───── The data

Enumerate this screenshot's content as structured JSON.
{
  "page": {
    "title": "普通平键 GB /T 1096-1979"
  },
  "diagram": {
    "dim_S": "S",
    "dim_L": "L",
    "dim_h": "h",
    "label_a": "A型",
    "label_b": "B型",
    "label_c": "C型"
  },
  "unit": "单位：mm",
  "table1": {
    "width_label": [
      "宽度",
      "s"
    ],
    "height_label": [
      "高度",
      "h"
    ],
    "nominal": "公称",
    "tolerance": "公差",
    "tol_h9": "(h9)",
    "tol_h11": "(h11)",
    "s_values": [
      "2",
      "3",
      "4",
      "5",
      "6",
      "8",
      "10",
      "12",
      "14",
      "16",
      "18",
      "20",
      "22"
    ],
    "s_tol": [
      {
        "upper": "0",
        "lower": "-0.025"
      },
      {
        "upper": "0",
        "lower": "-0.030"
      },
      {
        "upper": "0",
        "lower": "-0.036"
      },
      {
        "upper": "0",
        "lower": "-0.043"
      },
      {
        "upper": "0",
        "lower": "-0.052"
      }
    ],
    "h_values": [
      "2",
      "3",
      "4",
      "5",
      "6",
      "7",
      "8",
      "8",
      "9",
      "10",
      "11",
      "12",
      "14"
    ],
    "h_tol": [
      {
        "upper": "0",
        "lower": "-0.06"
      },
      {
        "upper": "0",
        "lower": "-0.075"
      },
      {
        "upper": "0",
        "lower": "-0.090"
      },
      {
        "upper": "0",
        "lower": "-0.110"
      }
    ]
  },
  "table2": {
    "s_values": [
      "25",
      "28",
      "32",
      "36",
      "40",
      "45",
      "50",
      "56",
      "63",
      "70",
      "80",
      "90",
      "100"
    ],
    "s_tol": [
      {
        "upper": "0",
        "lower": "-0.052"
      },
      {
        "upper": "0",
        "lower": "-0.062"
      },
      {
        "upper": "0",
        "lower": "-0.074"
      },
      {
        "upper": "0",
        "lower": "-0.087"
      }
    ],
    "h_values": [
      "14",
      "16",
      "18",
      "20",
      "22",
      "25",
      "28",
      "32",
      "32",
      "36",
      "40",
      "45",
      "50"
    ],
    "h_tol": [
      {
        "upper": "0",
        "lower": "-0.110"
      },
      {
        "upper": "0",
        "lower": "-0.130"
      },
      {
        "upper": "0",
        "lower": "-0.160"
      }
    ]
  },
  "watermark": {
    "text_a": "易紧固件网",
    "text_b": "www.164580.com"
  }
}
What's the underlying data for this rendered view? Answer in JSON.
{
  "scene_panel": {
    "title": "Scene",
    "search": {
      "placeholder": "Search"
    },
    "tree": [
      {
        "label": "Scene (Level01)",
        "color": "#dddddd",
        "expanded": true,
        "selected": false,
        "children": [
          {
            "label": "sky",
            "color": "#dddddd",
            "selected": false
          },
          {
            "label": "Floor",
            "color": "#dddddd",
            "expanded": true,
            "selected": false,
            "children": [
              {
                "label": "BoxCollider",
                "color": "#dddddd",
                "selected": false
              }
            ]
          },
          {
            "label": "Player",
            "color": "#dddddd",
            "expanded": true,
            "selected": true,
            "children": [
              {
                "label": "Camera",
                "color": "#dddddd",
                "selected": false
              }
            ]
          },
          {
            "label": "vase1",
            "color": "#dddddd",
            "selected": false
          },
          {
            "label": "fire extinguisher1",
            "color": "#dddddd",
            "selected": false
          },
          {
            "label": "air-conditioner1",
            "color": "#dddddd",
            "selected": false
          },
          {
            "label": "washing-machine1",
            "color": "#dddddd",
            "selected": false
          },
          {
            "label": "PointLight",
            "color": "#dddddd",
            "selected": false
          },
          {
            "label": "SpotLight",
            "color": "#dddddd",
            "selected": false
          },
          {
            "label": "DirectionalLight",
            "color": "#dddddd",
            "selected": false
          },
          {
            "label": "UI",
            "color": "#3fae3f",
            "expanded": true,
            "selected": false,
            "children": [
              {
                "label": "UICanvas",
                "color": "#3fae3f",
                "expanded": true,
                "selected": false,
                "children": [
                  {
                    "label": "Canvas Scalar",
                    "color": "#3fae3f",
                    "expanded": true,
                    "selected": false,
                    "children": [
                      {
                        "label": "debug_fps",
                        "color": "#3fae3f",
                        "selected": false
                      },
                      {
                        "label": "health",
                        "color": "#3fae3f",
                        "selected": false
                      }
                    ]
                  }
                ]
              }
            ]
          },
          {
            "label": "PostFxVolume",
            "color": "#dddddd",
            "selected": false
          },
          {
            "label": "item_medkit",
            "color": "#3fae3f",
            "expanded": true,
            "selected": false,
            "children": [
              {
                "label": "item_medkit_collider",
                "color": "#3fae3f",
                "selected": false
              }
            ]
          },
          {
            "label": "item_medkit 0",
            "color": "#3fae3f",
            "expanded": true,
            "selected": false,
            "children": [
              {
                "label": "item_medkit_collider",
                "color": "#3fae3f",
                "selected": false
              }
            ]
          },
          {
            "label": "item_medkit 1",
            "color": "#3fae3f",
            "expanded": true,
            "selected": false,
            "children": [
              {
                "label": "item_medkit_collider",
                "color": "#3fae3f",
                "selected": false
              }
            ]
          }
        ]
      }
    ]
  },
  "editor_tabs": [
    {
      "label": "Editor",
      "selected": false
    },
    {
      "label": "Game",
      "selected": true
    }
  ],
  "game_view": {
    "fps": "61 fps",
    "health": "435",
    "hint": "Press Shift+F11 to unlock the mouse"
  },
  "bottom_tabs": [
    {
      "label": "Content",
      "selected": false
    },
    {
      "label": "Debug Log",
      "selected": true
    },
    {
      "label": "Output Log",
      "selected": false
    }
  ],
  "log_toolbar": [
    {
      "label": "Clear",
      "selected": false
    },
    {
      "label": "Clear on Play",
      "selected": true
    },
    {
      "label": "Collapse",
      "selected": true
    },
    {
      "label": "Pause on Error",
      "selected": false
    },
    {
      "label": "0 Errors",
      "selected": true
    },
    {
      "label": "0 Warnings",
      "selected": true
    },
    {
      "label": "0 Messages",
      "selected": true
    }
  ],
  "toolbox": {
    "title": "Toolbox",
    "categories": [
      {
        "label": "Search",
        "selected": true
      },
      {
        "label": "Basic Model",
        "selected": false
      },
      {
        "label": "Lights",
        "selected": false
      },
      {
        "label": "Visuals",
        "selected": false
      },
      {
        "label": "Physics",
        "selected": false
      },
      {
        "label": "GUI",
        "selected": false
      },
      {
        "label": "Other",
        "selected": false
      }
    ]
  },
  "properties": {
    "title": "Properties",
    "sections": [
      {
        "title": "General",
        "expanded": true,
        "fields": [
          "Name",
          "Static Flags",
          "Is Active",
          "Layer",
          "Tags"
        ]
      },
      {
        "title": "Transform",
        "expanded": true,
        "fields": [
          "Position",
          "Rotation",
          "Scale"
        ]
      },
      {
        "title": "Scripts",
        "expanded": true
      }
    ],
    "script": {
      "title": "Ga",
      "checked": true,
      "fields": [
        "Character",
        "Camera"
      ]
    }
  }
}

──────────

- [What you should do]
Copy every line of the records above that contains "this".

- [Response below]
Enumerate this screenshot's content as structured JSON.
What's the underlying data for this rendered view? Answer in JSON.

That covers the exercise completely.